(Updates with analyst comments in sixth, eighth paragraphs, CEO comment in 10th, 11th, 12th.)
By Andrea Gerlin
Feb. 1 (Bloomberg) -- Oxford Nanopore Technologies Ltd., the U.K. company developing a novel gene-sequencing technology, plans to market DNA strand-sequencing products directly to customers this year.
Oxford Nanopore will present data on strand sequencing at the Advances in Genome Biology and Technology conference in Florida on Feb. 17, the closely held Oxford, England-based company said today in a statement. IP Group Plc, which owns 21.5 percent of Oxford Nanopore, rose to its highest price since 2008 in London trading.
The announcement signals that Oxford Nanopore’s more immediate plans are to sell systems that don’t rely on exonuclease sequencing, for which it has a deal with Illumina Inc., the San Diego-based maker of gene-sequencing machines that Roche Holding AG is trying to buy.
“With strand you’re reading the DNA directly,” Chief Technology Officer Clive Brown, who is presenting Oxford Nanopore’s data on Feb. 17, said in an interview. “You get more information of more biological utility coming out.”
Illumina owns 15 percent of Oxford Nanopore. Its other shareholders include Lansdowne Partners and Invesco Perpetual, the U.K. group of mutual funds.
$1 Billion Value
Oxford Nanopore is valued at about $1 billion, and IP Group’s holding could add 38 pence a share to its stock, said Charles Weston, a London-based analyst at Numis Securities, which advises IP Group, in a note to investors. He based the figures on Oxford Nanopore gaining 25 percent of a market that could grow to $6 billion within five years.
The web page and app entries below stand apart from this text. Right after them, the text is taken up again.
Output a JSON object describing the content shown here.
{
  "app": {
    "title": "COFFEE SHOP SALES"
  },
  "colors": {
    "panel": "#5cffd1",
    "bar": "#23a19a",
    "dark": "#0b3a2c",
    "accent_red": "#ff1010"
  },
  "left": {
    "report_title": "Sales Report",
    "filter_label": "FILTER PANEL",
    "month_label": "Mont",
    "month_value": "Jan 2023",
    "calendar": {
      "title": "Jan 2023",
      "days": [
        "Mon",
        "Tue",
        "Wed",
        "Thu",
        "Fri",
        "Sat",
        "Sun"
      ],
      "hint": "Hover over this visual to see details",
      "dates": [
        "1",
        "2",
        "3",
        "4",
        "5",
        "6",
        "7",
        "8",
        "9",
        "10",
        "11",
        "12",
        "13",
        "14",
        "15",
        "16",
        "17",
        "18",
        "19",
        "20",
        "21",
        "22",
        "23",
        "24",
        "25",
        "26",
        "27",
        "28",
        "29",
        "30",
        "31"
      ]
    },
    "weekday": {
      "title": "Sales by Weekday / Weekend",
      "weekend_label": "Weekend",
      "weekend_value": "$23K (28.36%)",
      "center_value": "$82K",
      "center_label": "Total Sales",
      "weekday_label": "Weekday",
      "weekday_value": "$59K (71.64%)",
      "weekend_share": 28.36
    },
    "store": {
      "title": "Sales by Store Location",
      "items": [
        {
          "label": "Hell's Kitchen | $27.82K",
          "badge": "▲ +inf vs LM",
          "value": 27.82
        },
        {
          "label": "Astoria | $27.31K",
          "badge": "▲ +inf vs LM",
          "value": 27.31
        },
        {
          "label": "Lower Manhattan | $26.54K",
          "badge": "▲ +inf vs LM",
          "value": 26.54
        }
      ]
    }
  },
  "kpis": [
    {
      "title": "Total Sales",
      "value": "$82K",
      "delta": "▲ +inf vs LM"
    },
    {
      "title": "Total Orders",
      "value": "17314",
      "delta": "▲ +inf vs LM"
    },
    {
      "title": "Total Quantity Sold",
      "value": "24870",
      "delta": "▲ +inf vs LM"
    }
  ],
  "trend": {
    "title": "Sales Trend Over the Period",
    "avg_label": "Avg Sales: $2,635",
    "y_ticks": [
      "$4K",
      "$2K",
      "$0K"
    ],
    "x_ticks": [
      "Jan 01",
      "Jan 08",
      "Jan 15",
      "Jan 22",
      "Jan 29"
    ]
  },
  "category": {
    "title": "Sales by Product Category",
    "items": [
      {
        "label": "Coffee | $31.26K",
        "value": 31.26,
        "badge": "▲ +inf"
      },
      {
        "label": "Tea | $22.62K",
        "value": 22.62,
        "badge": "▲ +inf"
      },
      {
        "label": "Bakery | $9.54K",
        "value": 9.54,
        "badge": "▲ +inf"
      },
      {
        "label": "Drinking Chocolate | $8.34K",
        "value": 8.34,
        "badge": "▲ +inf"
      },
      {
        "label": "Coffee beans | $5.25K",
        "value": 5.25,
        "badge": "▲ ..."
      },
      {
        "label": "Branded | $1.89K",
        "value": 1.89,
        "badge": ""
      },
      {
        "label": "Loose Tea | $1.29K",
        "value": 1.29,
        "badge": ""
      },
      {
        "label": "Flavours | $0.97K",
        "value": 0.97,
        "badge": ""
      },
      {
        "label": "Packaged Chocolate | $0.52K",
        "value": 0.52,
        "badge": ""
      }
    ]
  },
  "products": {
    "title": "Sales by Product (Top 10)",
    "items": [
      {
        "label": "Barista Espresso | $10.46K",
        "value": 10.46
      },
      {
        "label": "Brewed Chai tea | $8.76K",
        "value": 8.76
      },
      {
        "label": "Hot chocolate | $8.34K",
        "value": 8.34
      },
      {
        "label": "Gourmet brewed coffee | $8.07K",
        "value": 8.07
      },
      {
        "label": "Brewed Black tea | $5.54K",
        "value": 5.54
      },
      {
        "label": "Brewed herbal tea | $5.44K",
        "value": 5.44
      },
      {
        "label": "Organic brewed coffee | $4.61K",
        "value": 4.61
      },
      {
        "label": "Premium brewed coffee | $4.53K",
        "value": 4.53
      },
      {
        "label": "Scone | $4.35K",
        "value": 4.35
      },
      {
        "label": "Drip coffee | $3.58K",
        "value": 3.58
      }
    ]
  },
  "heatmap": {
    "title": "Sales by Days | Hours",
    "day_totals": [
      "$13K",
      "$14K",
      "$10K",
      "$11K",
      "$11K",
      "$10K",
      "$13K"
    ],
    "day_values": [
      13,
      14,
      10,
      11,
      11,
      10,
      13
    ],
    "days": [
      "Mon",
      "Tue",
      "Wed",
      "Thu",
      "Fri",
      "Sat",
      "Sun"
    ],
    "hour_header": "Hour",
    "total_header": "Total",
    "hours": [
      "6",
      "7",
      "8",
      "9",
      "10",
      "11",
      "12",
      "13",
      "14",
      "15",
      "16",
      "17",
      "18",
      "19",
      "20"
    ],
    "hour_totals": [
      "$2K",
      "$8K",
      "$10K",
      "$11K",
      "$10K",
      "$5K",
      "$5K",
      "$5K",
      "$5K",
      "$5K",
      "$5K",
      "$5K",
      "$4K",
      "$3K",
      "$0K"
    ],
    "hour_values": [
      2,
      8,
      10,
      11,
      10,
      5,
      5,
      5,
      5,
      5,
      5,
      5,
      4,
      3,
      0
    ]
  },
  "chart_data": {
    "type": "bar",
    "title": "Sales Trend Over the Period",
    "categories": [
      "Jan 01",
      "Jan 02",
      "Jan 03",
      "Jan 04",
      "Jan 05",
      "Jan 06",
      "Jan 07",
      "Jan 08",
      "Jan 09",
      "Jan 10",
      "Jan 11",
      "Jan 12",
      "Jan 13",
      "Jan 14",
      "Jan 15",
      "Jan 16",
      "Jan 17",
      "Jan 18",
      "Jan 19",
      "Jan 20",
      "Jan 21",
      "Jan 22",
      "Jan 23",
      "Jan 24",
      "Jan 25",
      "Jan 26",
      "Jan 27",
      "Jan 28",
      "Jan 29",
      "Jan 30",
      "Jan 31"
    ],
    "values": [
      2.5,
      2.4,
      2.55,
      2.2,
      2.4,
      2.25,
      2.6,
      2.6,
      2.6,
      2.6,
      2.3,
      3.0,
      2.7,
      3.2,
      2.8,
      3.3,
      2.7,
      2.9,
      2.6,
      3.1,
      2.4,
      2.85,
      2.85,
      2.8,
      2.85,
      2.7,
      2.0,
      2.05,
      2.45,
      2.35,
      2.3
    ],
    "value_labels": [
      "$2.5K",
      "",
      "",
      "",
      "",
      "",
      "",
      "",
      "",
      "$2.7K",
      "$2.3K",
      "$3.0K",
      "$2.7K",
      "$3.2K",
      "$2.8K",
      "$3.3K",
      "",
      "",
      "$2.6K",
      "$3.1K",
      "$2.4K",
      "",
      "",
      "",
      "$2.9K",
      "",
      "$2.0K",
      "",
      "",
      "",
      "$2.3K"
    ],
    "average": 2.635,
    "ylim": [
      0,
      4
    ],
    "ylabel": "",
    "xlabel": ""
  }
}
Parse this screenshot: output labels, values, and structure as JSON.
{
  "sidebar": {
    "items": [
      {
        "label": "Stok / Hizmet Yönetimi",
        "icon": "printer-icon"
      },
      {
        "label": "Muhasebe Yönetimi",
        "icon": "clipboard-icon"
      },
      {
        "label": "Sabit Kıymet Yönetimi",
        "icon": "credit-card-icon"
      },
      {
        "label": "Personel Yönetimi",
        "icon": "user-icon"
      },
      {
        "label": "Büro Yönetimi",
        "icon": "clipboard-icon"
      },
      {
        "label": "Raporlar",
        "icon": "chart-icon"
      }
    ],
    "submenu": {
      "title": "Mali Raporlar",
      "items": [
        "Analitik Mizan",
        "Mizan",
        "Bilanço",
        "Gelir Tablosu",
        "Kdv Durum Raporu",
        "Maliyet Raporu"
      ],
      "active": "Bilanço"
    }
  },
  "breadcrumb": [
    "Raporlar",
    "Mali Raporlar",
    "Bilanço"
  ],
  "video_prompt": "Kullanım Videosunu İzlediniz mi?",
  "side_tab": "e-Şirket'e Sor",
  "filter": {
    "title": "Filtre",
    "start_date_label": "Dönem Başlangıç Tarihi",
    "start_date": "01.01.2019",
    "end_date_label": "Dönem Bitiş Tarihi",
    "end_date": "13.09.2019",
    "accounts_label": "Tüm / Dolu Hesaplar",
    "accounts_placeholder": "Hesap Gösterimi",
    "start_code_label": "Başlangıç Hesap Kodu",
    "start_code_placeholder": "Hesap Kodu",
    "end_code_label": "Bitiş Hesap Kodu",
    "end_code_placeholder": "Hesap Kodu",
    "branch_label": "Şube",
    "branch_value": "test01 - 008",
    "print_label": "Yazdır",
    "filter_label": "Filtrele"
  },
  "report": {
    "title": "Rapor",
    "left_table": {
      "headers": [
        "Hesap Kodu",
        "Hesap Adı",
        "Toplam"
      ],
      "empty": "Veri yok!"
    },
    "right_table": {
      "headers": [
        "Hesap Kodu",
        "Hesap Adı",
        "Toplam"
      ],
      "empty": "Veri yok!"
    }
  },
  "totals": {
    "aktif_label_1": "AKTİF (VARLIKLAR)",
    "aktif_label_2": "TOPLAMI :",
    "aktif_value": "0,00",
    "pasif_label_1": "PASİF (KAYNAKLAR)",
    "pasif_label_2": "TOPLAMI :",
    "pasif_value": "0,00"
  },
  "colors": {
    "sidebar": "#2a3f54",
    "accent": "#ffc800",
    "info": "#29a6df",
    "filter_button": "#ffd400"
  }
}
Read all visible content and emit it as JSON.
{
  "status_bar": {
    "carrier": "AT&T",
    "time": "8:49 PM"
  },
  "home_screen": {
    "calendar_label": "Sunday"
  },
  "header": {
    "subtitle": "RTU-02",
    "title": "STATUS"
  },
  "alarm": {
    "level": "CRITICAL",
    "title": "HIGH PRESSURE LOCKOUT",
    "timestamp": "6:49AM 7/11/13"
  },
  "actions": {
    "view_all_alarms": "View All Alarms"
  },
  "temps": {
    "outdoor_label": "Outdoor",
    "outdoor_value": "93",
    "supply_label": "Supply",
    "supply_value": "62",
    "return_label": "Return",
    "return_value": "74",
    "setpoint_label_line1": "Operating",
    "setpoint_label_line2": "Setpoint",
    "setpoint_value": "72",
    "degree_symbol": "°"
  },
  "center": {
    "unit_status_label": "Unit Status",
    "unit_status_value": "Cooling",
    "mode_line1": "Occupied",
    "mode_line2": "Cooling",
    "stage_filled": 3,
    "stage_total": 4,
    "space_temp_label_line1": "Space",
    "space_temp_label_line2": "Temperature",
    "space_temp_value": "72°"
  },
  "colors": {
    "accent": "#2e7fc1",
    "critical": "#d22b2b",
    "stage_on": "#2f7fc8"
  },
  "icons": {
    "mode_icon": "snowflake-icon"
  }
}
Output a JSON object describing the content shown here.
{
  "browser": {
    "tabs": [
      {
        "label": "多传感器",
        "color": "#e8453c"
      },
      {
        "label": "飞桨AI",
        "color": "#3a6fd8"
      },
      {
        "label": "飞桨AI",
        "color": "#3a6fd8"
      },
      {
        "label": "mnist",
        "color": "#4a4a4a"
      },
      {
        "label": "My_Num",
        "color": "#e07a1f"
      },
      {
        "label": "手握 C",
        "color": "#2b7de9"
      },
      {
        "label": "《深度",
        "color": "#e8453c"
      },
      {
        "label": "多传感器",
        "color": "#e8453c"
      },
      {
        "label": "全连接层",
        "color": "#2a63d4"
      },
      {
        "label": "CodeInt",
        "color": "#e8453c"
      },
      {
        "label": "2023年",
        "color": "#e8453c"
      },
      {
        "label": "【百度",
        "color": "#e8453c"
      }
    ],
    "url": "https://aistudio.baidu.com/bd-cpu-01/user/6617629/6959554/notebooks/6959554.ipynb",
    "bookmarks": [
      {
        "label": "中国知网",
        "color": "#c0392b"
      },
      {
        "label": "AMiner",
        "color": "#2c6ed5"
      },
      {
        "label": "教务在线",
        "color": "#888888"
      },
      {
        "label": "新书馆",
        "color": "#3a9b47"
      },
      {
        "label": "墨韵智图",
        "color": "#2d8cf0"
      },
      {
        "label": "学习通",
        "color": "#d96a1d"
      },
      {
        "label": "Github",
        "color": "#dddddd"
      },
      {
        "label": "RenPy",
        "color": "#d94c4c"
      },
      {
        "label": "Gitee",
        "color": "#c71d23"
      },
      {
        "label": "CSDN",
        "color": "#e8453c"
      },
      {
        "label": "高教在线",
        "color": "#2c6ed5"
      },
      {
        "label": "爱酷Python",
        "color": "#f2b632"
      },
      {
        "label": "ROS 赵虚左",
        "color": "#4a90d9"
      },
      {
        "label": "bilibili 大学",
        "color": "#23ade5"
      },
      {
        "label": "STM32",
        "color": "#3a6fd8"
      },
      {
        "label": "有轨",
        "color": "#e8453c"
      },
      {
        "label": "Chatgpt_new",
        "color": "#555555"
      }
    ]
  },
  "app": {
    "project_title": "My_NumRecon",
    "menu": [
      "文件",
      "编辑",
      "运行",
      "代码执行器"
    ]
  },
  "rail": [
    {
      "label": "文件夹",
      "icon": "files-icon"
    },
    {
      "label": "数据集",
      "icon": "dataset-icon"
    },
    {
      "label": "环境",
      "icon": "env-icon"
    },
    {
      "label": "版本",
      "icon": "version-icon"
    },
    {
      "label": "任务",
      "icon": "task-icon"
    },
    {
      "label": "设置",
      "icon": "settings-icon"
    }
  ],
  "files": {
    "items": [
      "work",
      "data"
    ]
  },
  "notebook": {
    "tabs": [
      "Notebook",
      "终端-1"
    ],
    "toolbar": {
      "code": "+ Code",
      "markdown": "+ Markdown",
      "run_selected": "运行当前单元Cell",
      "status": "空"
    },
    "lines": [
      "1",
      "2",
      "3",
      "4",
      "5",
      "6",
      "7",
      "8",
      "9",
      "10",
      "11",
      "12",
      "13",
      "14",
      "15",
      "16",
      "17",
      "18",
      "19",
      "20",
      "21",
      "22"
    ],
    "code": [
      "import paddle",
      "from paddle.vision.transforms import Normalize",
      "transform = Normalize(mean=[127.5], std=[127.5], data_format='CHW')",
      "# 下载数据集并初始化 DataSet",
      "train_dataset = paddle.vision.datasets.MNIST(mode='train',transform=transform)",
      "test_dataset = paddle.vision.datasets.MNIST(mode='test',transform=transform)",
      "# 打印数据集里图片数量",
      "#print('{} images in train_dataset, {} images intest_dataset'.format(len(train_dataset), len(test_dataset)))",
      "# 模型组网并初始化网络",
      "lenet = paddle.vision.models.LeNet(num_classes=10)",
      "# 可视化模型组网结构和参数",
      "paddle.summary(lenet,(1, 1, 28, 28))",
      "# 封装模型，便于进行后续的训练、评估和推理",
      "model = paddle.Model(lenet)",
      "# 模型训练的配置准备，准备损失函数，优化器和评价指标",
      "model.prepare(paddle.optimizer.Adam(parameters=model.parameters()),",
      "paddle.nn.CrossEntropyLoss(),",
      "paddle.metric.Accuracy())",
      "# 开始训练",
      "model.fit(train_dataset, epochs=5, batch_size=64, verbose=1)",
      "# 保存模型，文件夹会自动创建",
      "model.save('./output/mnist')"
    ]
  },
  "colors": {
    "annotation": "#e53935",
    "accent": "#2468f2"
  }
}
Weston raised his rating on London-based IP Group to “add” from “hold.” IP Group climbed 14 percent to close at 101 pence, the biggest increase since Aug. 26, 2009. That gives the company a market value of 369.4 million pounds ($586 million).
“It’s obviously a fantastic validation for IP Group, but it now becomes a very large part of their portfolio,” Weston said in an interview.
Oxford Nanopore is entering the race to develop a next-generation machine able to decode the building blocks of life in a single day, Weston said. Among the challenges it faces are competition from much larger companies, the lack of a sales force and that its technology hasn’t subjected to the scrutiny of potential users, he said.
The company has raised 74 million pounds since it was founded and will need more funding before marketing its products, Chief Executive Officer Gordon Sanghera said in an interview yesterday. Financing could come from an initial public offering or additional private funding, he said.
“My feeling is we will do another private round,” Sanghera said. “We probably have a shareholder base that says stay put and wait until we have a burgeoning customer base.”
In addition to its major shareholders, Oxford Nanopore has individual shareholders, including company managers, and employees have stock options, according to the company.
Roche on Jan. 25 offered to buy Illumina, which has a majority of the market share for new gene-sequencing equipment, for $5.7 billion in a hostile takeover bid. That came after Illumina said its new HiSeq 2500 machine will be available in the second half of the year.
Illumina’s competitor, Carlsbad, California-based Life Technologies Corp., also said last month it is taking orders for a $149,000 benchtop machine called the Ion Proton Sequencer, which is designed to fully transcribe a person’s DNA in a day, rather than weeks or months, for about $1,000.
Oxford Nanopore, spun out of University of Oxford in 2005, uses different sequencing technologies that were initially based on the research of founder and board member Hagan Bayley, a chemistry professor at the university. The company has built on that science through collaborations with researchers at Harvard University, the University of California Santa Cruz and Boston University, among others, and with internal research, said Zoe McDougall, a spokeswoman.
The techniques rely on an engineered protein or nanopore that creates a tiny hole in a cell membrane one-billionth of a meter wide. As DNA bases or building blocks pass through the hole, an electronic chip measures changes in electrical current in the membrane and produces data that, when decoded, identifies the sequence of bases that make up a genome.
In strand sequencing, an entire string of DNA is guided by an enzyme and passes intact through the hole. In exonuclease sequencing, the DNA building blocks are separated by an enzyme and pass individually through the hole.
Strand sequencing provides more genetic information more cheaply, Oxford Nanopore’s Brown said. The technique can read long and complicated DNA structures more easily and with less sample preparation, he said. It also requires less computer software and smaller computers, Brown said.